=== About this exercise ===
Could you return the data below exactly as it appears?
--- --- ---
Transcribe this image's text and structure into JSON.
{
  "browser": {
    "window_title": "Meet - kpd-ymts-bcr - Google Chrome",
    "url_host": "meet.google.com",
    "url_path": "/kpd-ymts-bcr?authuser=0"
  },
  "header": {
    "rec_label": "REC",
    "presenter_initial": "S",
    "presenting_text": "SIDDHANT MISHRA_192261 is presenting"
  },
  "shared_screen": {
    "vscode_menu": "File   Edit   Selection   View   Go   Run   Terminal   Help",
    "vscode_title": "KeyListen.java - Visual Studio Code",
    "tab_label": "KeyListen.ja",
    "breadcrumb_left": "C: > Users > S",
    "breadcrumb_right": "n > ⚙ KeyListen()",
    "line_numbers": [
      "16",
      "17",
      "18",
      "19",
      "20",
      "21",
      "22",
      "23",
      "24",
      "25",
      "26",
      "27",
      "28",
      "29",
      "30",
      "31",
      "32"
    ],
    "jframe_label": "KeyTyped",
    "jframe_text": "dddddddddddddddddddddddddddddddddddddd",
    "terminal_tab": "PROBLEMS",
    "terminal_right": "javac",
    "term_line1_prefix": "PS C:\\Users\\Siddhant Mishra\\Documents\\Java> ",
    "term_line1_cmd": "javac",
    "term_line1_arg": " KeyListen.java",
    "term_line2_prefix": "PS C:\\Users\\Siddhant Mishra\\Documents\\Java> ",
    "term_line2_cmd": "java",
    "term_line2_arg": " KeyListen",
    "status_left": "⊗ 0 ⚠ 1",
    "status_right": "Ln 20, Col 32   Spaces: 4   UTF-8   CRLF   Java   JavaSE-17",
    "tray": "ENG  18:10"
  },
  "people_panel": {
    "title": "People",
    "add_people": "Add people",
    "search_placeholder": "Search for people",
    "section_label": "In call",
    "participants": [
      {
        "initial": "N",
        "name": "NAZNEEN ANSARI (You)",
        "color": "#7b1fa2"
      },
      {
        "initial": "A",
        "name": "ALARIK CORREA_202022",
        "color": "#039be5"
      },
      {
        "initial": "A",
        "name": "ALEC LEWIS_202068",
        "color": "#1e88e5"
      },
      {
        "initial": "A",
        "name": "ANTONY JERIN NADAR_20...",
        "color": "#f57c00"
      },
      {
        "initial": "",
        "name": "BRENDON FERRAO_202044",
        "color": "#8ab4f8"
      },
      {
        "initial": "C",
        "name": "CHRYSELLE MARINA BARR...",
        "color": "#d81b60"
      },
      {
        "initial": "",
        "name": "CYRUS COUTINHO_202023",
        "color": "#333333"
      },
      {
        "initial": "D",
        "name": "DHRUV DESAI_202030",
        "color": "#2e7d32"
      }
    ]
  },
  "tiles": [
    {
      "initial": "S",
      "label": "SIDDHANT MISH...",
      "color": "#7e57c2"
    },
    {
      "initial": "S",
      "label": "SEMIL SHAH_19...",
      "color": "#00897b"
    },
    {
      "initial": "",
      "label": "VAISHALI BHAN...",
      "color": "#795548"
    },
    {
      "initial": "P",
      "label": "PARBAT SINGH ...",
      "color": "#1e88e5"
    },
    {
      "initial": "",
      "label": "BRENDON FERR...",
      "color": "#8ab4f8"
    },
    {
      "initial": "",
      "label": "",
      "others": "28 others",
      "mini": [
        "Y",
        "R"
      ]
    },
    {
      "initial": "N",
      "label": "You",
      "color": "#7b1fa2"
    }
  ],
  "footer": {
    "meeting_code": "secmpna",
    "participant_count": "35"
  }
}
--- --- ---
=== Response to this exercise ===
Transcribe this image's text and structure into JSON.
{
  "browser": {
    "window_title": "Meet - kpd-ymts-bcr - Google Chrome",
    "url_host": "meet.google.com",
    "url_path": "/kpd-ymts-bcr?authuser=0"
  },
  "header": {
    "rec_label": "REC",
    "presenter_initial": "S",
    "presenting_text": "SIDDHANT MISHRA_192261 is presenting"
  },
  "shared_screen": {
    "vscode_menu": "File   Edit   Selection   View   Go   Run   Terminal   Help",
    "vscode_title": "KeyListen.java - Visual Studio Code",
    "tab_label": "KeyListen.ja",
    "breadcrumb_left": "C: > Users > S",
    "breadcrumb_right": "n > ⚙ KeyListen()",
    "line_numbers": [
      "16",
      "17",
      "18",
      "19",
      "20",
      "21",
      "22",
      "23",
      "24",
      "25",
      "26",
      "27",
      "28",
      "29",
      "30",
      "31",
      "32"
    ],
    "jframe_label": "KeyTyped",
    "jframe_text": "dddddddddddddddddddddddddddddddddddddd",
    "terminal_tab": "PROBLEMS",
    "terminal_right": "javac",
    "term_line1_prefix": "PS C:\\Users\\Siddhant Mishra\\Documents\\Java> ",
    "term_line1_cmd": "javac",
    "term_line1_arg": " KeyListen.java",
    "term_line2_prefix": "PS C:\\Users\\Siddhant Mishra\\Documents\\Java> ",
    "term_line2_cmd": "java",
    "term_line2_arg": " KeyListen",
    "status_left": "⊗ 0 ⚠ 1",
    "status_right": "Ln 20, Col 32   Spaces: 4   UTF-8   CRLF   Java   JavaSE-17",
    "tray": "ENG  18:10"
  },
  "people_panel": {
    "title": "People",
    "add_people": "Add people",
    "search_placeholder": "Search for people",
    "section_label": "In call",
    "participants": [
      {
        "initial": "N",
        "name": "NAZNEEN ANSARI (You)",
        "color": "#7b1fa2"
      },
      {
        "initial": "A",
        "name": "ALARIK CORREA_202022",
        "color": "#039be5"
      },
      {
        "initial": "A",
        "name": "ALEC LEWIS_202068",
        "color": "#1e88e5"
      },
      {
        "initial": "A",
        "name": "ANTONY JERIN NADAR_20...",
        "color": "#f57c00"
      },
      {
        "initial": "",
        "name": "BRENDON FERRAO_202044",
        "color": "#8ab4f8"
      },
      {
        "initial": "C",
        "name": "CHRYSELLE MARINA BARR...",
        "color": "#d81b60"
      },
      {
        "initial": "",
        "name": "CYRUS COUTINHO_202023",
        "color": "#333333"
      },
      {
        "initial": "D",
        "name": "DHRUV DESAI_202030",
        "color": "#2e7d32"
      }
    ]
  },
  "tiles": [
    {
      "initial": "S",
      "label": "SIDDHANT MISH...",
      "color": "#7e57c2"
    },
    {
      "initial": "S",
      "label": "SEMIL SHAH_19...",
      "color": "#00897b"
    },
    {
      "initial": "",
      "label": "VAISHALI BHAN...",
      "color": "#795548"
    },
    {
      "initial": "P",
      "label": "PARBAT SINGH ...",
      "color": "#1e88e5"
    },
    {
      "initial": "",
      "label": "BRENDON FERR...",
      "color": "#8ab4f8"
    },
    {
      "initial": "",
      "label": "",
      "others": "28 others",
      "mini": [
        "Y",
        "R"
      ]
    },
    {
      "initial": "N",
      "label": "You",
      "color": "#7b1fa2"
    }
  ],
  "footer": {
    "meeting_code": "secmpna",
    "participant_count": "35"
  }
}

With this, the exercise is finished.